Jesse Lee Daniel had just called for mustard for his chicken burger when the first bomb went off with a thud strong enough to shake the Swan Bar, where he was sitting in the southern city of Hat Yai.
After the second bomb last Saturday evening, 100 yards away at the Odeon department store, he hurried out with other foreign teachers who had been eating at the bar to take a look.
He was standing in front of the New Cherry Ancient Massage parlor, in a crowd of onlookers and masseuses, when the third bomb exploded on a motorbike parked at the curb beside them.
Mr. Daniel, a Canadian, died instantly, apparently the first Western victim of the almost daily violence that has taken more than 1,700 lives since the start of 2004 in Thailand’s largely Muslim south.
The next morning, when Boonmi Ngoeichai, 27, returned to the Swan Bar, where she works as a waitress, she discovered that the manager had saved Mr. Daniel’s chicken burger, still unsure why he had not returned to eat it.
When he learned that Mr. Daniel had been killed, the manager threw it away. But he immediately regretted what he had done, she said.
“Oh, I wish I hadn’t done that,” the manager said. “I wish I’d saved it, and I could have taken it out to feed his spirit.”

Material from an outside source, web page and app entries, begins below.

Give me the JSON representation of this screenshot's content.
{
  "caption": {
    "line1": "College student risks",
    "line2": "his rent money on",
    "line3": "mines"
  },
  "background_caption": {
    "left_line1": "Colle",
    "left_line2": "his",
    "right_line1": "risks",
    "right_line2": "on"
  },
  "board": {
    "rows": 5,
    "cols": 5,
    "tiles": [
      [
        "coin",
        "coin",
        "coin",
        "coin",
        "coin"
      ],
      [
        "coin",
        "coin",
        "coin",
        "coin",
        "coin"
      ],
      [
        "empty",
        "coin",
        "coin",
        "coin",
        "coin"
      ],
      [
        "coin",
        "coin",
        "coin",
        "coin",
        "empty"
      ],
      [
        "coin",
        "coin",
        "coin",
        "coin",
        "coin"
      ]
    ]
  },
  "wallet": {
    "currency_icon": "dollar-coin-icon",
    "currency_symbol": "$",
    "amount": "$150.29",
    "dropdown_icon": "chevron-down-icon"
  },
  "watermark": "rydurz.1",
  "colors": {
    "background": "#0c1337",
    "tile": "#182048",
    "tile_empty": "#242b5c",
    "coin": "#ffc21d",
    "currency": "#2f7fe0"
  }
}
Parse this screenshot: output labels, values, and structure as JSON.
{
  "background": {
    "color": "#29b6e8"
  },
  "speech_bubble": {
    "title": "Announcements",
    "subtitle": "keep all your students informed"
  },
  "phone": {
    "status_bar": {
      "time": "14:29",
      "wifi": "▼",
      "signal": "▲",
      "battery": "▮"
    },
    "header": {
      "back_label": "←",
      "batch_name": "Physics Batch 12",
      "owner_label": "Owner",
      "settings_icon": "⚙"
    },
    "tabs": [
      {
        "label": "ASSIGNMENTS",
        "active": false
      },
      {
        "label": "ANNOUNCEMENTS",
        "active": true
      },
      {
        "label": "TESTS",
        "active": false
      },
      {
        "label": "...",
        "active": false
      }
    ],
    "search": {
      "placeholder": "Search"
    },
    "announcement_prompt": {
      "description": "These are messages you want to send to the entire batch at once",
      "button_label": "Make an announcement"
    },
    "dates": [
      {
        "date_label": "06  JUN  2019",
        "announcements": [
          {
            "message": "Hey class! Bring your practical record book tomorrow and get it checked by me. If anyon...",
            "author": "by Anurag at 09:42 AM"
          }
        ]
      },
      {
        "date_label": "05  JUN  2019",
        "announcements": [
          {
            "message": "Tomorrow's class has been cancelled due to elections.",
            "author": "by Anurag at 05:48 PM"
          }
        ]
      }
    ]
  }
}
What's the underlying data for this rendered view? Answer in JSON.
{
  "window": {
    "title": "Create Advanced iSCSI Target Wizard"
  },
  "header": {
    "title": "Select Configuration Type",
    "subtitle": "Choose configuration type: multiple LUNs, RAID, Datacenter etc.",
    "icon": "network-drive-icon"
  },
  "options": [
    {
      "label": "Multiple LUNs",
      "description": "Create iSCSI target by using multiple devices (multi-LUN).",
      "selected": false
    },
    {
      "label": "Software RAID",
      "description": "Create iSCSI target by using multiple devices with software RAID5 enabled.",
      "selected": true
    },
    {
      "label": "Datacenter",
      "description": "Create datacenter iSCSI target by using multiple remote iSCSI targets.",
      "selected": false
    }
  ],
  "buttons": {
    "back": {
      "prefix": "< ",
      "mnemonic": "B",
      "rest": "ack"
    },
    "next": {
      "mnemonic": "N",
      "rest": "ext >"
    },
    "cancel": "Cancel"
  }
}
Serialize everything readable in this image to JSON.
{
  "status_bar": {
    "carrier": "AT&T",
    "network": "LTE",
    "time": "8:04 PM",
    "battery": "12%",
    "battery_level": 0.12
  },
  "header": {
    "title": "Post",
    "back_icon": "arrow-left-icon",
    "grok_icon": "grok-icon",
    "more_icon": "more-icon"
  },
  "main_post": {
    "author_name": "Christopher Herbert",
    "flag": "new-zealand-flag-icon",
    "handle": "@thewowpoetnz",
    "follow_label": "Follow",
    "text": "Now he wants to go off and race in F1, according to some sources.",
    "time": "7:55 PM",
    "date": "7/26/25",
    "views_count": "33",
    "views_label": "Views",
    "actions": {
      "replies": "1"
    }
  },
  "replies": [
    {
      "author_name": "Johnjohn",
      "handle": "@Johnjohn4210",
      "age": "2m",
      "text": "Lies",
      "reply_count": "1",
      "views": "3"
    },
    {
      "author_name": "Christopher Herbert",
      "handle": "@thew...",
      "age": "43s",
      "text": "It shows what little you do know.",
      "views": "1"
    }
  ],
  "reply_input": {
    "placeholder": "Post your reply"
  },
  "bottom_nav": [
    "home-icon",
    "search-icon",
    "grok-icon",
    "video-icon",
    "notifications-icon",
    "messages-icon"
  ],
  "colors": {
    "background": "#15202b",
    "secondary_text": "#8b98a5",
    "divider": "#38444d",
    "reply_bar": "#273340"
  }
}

Sunday, September 24, 2006
Violence in Thailand
From the New York Times: